People have come to think about alternative fuels that can be used instead of petroleum, such as biofuels. The latter has recently been adopted in Brazil in order to reduce the amount of petroleum that is used in transportation, electricity and technology. However, Brazil has recognized that the biofuels have had negative impact on our health and on our environment.  Thus, they have switched to using another kind of fuel, ethanol.
Brazil nowadays is heavily relying on ethanol as an alternative fuel that is used in transportation and in electricity. People in Brazil think that ethanol is much healthier and less damaging to  the environment since it reduces air pollution and that improves people`s  health. In addition, it improves the country`s industries. Therefore, people in Brazil use ethanol for several different purposes regardless of its impact on the environment (Hira, Oliveira, 2009). From now on, it is recommended that we reduce petroleum use and find other kinds of fuels. In other words, we should reduce the materials that contain petroleum, such as plastics and some kinds of makeup, and reduce using electricity. In addition to that, we should focus on how we consume little of petroleum on transportation by limiting the transportation means use , as well as how we can reduce the amount of petroleum that we use in our electricity and technology by using them as we need  them as possible. However, people should switch to using natural kinds of materials that do not contain any kind of petroleum in order to protect their health.
Reference:
Hira. A., &Oliveira. L.G. (2009). No Substitute for Oil? How Brazil developed its ethanol
Industry, 37(6).http://www.sciencedirect.com.proxy.lib.pdx.edu.http://www.sciencedirect.com.proxy.lib.pdx.edu/

Friday, February 3, 2012

Decreasing Demand

Fairly soon in the near future, our demand for fossil fuels will exceed our supply. America currently depends on the Middle East for much of our supply. So does China. What happens when this supply begins to thin out? Demand isn’t going anywhere, but what can we say for the supply? If anything, demand is going to steadily rise because there are going to be more people on the earth in the near future.
                One way we can limit our demand for fossil fuels is to stop driving all together. Instead of your morning commute in your car, why not take the bus?
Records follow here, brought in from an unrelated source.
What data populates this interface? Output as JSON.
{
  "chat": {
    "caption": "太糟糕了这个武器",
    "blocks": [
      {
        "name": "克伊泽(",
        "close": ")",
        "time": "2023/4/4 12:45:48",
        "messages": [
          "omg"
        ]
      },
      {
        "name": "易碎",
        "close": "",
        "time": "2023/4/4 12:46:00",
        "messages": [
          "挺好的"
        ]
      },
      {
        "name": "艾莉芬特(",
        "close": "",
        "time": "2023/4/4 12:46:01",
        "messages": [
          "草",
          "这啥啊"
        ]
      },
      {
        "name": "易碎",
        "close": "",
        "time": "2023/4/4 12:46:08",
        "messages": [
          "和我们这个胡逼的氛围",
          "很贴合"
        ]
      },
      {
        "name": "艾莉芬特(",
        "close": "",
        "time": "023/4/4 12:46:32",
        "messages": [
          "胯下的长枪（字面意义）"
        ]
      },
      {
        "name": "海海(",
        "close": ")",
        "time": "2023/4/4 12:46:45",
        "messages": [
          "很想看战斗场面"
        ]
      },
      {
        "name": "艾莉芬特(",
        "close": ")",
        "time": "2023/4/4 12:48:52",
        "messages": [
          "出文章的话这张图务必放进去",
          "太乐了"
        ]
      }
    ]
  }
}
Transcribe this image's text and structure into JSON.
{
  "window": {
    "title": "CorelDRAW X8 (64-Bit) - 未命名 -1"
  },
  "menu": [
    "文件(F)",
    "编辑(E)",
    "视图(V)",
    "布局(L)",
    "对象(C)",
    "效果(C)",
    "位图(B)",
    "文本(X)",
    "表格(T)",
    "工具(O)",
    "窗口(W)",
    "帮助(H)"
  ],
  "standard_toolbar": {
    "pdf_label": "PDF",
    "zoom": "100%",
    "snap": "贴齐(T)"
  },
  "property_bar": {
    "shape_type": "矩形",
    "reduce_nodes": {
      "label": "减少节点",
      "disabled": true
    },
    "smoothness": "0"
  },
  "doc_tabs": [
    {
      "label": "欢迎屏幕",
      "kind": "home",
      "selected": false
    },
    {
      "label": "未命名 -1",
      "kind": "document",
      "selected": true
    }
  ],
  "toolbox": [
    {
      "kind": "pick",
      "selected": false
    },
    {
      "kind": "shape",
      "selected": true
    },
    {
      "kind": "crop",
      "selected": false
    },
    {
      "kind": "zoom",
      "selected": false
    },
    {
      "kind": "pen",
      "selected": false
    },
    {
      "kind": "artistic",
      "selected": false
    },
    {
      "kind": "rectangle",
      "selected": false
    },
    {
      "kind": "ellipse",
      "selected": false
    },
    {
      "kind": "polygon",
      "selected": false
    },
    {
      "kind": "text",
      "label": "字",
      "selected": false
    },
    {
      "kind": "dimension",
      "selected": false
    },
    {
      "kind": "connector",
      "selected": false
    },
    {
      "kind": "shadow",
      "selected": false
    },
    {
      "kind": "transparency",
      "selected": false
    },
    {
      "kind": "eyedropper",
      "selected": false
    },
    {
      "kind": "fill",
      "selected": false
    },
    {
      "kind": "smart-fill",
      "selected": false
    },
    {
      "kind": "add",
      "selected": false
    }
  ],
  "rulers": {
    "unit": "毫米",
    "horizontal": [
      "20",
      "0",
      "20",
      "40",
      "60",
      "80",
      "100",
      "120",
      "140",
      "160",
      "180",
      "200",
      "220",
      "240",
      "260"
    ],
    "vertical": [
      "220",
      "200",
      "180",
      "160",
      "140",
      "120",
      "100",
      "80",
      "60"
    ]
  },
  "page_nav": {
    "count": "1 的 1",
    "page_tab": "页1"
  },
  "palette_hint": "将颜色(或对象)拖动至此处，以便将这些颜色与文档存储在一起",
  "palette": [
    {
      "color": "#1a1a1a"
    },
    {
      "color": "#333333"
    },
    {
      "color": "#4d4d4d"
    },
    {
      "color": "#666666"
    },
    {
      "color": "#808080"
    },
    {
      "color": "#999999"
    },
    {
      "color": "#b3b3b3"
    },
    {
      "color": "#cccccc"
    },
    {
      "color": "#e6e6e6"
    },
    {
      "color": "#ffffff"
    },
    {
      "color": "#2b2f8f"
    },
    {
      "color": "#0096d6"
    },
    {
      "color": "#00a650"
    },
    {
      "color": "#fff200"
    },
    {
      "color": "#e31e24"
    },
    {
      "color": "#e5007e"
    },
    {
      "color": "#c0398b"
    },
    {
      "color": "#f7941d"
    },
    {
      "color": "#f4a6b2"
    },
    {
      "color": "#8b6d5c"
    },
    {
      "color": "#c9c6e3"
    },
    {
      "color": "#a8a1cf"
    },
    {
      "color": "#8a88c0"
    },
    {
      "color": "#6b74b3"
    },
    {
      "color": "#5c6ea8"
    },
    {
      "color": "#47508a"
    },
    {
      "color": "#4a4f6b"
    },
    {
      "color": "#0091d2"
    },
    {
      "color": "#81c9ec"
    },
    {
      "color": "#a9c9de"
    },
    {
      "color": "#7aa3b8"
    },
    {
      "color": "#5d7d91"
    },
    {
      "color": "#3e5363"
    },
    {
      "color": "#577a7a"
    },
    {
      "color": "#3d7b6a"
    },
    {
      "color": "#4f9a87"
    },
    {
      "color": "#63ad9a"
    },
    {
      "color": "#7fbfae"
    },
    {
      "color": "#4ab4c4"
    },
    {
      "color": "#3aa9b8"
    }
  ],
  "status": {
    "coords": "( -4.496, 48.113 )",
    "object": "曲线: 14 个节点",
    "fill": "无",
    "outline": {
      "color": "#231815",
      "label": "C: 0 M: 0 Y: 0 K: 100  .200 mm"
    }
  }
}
If more people relied on public transportation, I could see the demand for fossil fuels go down a bit. Portland, OR is famous for it’s biking community. What if more people decided to ride their bikes to work, instead of driving? Of course this may force you to change your living situation. You may have to move closer to your work. Although this may be a big change for you, it would make the environment much better because of this change you can implement.
                Another way we can limit our demand for fossil fuels is to boycott materials and products that are made from petroleum. This may mean not buying that new laptop, or buying organic fruit instead of the generic brand. This may mean that you do not purchase new clothes that were made with petroleum. Perhaps you could buy your clothes second hand at thrift stores such as Goodwill or Salvation Army. This would certainly help us decrease the demand for petroleum and fossil fuels.
                Look around your own household. How many of the products you own were made with petroleum? These are just a couple of my ideas on how we can decrease the demand for petroleum. What are ways that you think would be effective in decreasing the demand? I don’t have all the answers, but I’m hoping you may be able to come up with some as well. Boycotting can be effective only if it is done on a large enough scale. So I challenge you to think about products you use and ask yourself if you really need that product.


References
Droitsch, Danielle. "Key to U.S. energy security is decreasing oil demand, not increasing oilsands supply." Pembina Institute. (2011): 1-5. Print. <http://www.pembina.org/blog/515>.